▶ _About this exercise_: Would you return every entry, exactly as it is written?

*** Opening Data records ***

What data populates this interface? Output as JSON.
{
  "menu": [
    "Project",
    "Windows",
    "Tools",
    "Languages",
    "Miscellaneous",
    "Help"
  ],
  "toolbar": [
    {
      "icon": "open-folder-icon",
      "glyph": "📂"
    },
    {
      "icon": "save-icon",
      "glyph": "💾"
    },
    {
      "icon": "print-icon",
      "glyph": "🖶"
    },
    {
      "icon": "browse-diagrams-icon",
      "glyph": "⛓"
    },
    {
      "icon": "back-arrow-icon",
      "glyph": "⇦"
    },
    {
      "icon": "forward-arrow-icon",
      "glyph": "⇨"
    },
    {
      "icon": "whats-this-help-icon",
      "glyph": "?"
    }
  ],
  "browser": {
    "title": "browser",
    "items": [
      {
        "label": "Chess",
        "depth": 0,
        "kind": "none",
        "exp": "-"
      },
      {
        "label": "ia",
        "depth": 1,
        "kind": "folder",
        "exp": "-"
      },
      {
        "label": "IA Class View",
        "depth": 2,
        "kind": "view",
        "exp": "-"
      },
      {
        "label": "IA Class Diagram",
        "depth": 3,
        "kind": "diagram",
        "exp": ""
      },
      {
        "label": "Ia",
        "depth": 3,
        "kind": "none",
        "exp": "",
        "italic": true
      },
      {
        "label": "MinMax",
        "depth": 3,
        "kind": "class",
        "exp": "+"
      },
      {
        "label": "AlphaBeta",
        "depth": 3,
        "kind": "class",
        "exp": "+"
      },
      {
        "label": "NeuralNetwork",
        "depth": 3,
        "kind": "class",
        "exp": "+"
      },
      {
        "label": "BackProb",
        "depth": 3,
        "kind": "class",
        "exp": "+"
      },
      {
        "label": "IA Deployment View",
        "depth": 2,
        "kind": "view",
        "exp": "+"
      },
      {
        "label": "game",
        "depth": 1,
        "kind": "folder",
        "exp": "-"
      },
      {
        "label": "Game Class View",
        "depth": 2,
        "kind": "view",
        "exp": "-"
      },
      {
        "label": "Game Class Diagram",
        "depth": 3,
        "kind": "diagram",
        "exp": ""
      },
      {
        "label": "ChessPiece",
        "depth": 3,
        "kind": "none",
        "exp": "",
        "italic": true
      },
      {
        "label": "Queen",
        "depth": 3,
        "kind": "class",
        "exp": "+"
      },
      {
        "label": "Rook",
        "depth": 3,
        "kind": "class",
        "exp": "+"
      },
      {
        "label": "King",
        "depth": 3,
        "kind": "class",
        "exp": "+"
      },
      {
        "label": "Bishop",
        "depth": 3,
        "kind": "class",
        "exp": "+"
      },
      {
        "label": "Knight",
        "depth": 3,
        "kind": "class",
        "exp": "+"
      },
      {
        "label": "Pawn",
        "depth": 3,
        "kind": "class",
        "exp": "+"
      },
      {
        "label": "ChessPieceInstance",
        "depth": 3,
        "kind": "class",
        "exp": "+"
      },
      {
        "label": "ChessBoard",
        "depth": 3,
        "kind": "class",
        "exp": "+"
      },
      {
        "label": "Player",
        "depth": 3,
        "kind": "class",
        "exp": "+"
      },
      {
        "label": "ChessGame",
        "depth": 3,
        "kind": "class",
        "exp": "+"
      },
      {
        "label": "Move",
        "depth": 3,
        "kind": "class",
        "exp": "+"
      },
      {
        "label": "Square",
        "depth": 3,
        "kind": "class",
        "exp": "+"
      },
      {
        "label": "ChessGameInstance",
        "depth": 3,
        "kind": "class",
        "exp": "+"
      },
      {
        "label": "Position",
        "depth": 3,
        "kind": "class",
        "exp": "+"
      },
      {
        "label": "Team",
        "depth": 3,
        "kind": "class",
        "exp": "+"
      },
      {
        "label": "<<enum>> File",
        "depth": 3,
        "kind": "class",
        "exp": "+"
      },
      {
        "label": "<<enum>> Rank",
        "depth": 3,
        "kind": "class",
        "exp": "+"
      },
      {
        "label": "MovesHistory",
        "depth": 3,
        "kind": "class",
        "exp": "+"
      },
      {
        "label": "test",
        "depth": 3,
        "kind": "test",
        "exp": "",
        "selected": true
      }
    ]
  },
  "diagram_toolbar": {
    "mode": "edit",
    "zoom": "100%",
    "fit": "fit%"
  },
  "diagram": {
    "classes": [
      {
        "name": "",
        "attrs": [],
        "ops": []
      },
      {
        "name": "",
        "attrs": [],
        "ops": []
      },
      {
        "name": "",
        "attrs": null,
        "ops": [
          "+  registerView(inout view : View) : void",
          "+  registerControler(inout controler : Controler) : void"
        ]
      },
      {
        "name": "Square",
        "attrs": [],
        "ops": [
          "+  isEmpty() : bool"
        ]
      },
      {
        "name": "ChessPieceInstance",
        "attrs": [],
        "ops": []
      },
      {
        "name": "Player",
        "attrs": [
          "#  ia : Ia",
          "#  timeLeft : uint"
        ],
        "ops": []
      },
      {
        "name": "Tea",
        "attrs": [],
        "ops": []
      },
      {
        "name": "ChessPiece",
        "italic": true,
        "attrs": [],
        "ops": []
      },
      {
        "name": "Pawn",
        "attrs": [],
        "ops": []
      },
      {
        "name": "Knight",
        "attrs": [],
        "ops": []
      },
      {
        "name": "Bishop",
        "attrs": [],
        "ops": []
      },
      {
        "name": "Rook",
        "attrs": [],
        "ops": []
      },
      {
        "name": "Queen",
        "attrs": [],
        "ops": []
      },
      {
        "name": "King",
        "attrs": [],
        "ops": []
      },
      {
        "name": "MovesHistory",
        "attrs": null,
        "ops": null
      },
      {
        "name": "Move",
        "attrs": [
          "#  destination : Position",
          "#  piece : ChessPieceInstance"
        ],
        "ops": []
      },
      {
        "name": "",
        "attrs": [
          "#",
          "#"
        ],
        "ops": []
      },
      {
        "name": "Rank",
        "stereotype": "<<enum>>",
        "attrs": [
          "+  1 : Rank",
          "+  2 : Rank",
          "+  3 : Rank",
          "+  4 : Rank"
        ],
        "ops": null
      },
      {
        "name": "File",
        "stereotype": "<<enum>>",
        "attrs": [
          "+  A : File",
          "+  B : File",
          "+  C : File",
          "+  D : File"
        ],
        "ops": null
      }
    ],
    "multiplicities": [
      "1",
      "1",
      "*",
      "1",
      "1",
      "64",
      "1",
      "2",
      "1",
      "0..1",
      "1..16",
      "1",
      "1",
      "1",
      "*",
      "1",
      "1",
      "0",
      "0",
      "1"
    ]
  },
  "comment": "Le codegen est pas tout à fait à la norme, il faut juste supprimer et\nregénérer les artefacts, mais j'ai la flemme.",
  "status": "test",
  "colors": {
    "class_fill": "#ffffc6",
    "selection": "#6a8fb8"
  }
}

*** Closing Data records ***

▶ _Solution to this exercise_:
What data populates this interface? Output as JSON.
{
  "menu": [
    "Project",
    "Windows",
    "Tools",
    "Languages",
    "Miscellaneous",
    "Help"
  ],
  "toolbar": [
    {
      "icon": "open-folder-icon",
      "glyph": "📂"
    },
    {
      "icon": "save-icon",
      "glyph": "💾"
    },
    {
      "icon": "print-icon",
      "glyph": "🖶"
    },
    {
      "icon": "browse-diagrams-icon",
      "glyph": "⛓"
    },
    {
      "icon": "back-arrow-icon",
      "glyph": "⇦"
    },
    {
      "icon": "forward-arrow-icon",
      "glyph": "⇨"
    },
    {
      "icon": "whats-this-help-icon",
      "glyph": "?"
    }
  ],
  "browser": {
    "title": "browser",
    "items": [
      {
        "label": "Chess",
        "depth": 0,
        "kind": "none",
        "exp": "-"
      },
      {
        "label": "ia",
        "depth": 1,
        "kind": "folder",
        "exp": "-"
      },
      {
        "label": "IA Class View",
        "depth": 2,
        "kind": "view",
        "exp": "-"
      },
      {
        "label": "IA Class Diagram",
        "depth": 3,
        "kind": "diagram",
        "exp": ""
      },
      {
        "label": "Ia",
        "depth": 3,
        "kind": "none",
        "exp": "",
        "italic": true
      },
      {
        "label": "MinMax",
        "depth": 3,
        "kind": "class",
        "exp": "+"
      },
      {
        "label": "AlphaBeta",
        "depth": 3,
        "kind": "class",
        "exp": "+"
      },
      {
        "label": "NeuralNetwork",
        "depth": 3,
        "kind": "class",
        "exp": "+"
      },
      {
        "label": "BackProb",
        "depth": 3,
        "kind": "class",
        "exp": "+"
      },
      {
        "label": "IA Deployment View",
        "depth": 2,
        "kind": "view",
        "exp": "+"
      },
      {
        "label": "game",
        "depth": 1,
        "kind": "folder",
        "exp": "-"
      },
      {
        "label": "Game Class View",
        "depth": 2,
        "kind": "view",
        "exp": "-"
      },
      {
        "label": "Game Class Diagram",
        "depth": 3,
        "kind": "diagram",
        "exp": ""
      },
      {
        "label": "ChessPiece",
        "depth": 3,
        "kind": "none",
        "exp": "",
        "italic": true
      },
      {
        "label": "Queen",
        "depth": 3,
        "kind": "class",
        "exp": "+"
      },
      {
        "label": "Rook",
        "depth": 3,
        "kind": "class",
        "exp": "+"
      },
      {
        "label": "King",
        "depth": 3,
        "kind": "class",
        "exp": "+"
      },
      {
        "label": "Bishop",
        "depth": 3,
        "kind": "class",
        "exp": "+"
      },
      {
        "label": "Knight",
        "depth": 3,
        "kind": "class",
        "exp": "+"
      },
      {
        "label": "Pawn",
        "depth": 3,
        "kind": "class",
        "exp": "+"
      },
      {
        "label": "ChessPieceInstance",
        "depth": 3,
        "kind": "class",
        "exp": "+"
      },
      {
        "label": "ChessBoard",
        "depth": 3,
        "kind": "class",
        "exp": "+"
      },
      {
        "label": "Player",
        "depth": 3,
        "kind": "class",
        "exp": "+"
      },
      {
        "label": "ChessGame",
        "depth": 3,
        "kind": "class",
        "exp": "+"
      },
      {
        "label": "Move",
        "depth": 3,
        "kind": "class",
        "exp": "+"
      },
      {
        "label": "Square",
        "depth": 3,
        "kind": "class",
        "exp": "+"
      },
      {
        "label": "ChessGameInstance",
        "depth": 3,
        "kind": "class",
        "exp": "+"
      },
      {
        "label": "Position",
        "depth": 3,
        "kind": "class",
        "exp": "+"
      },
      {
        "label": "Team",
        "depth": 3,
        "kind": "class",
        "exp": "+"
      },
      {
        "label": "<<enum>> File",
        "depth": 3,
        "kind": "class",
        "exp": "+"
      },
      {
        "label": "<<enum>> Rank",
        "depth": 3,
        "kind": "class",
        "exp": "+"
      },
      {
        "label": "MovesHistory",
        "depth": 3,
        "kind": "class",
        "exp": "+"
      },
      {
        "label": "test",
        "depth": 3,
        "kind": "test",
        "exp": "",
        "selected": true
      }
    ]
  },
  "diagram_toolbar": {
    "mode": "edit",
    "zoom": "100%",
    "fit": "fit%"
  },
  "diagram": {
    "classes": [
      {
        "name": "",
        "attrs": [],
        "ops": []
      },
      {
        "name": "",
        "attrs": [],
        "ops": []
      },
      {
        "name": "",
        "attrs": null,
        "ops": [
          "+  registerView(inout view : View) : void",
          "+  registerControler(inout controler : Controler) : void"
        ]
      },
      {
        "name": "Square",
        "attrs": [],
        "ops": [
          "+  isEmpty() : bool"
        ]
      },
      {
        "name": "ChessPieceInstance",
        "attrs": [],
        "ops": []
      },
      {
        "name": "Player",
        "attrs": [
          "#  ia : Ia",
          "#  timeLeft : uint"
        ],
        "ops": []
      },
      {
        "name": "Tea",
        "attrs": [],
        "ops": []
      },
      {
        "name": "ChessPiece",
        "italic": true,
        "attrs": [],
        "ops": []
      },
      {
        "name": "Pawn",
        "attrs": [],
        "ops": []
      },
      {
        "name": "Knight",
        "attrs": [],
        "ops": []
      },
      {
        "name": "Bishop",
        "attrs": [],
        "ops": []
      },
      {
        "name": "Rook",
        "attrs": [],
        "ops": []
      },
      {
        "name": "Queen",
        "attrs": [],
        "ops": []
      },
      {
        "name": "King",
        "attrs": [],
        "ops": []
      },
      {
        "name": "MovesHistory",
        "attrs": null,
        "ops": null
      },
      {
        "name": "Move",
        "attrs": [
          "#  destination : Position",
          "#  piece : ChessPieceInstance"
        ],
        "ops": []
      },
      {
        "name": "",
        "attrs": [
          "#",
          "#"
        ],
        "ops": []
      },
      {
        "name": "Rank",
        "stereotype": "<<enum>>",
        "attrs": [
          "+  1 : Rank",
          "+  2 : Rank",
          "+  3 : Rank",
          "+  4 : Rank"
        ],
        "ops": null
      },
      {
        "name": "File",
        "stereotype": "<<enum>>",
        "attrs": [
          "+  A : File",
          "+  B : File",
          "+  C : File",
          "+  D : File"
        ],
        "ops": null
      }
    ],
    "multiplicities": [
      "1",
      "1",
      "*",
      "1",
      "1",
      "64",
      "1",
      "2",
      "1",
      "0..1",
      "1..16",
      "1",
      "1",
      "1",
      "*",
      "1",
      "1",
      "0",
      "0",
      "1"
    ]
  },
  "comment": "Le codegen est pas tout à fait à la norme, il faut juste supprimer et\nregénérer les artefacts, mais j'ai la flemme.",
  "status": "test",
  "colors": {
    "class_fill": "#ffffc6",
    "selection": "#6a8fb8"
  }
}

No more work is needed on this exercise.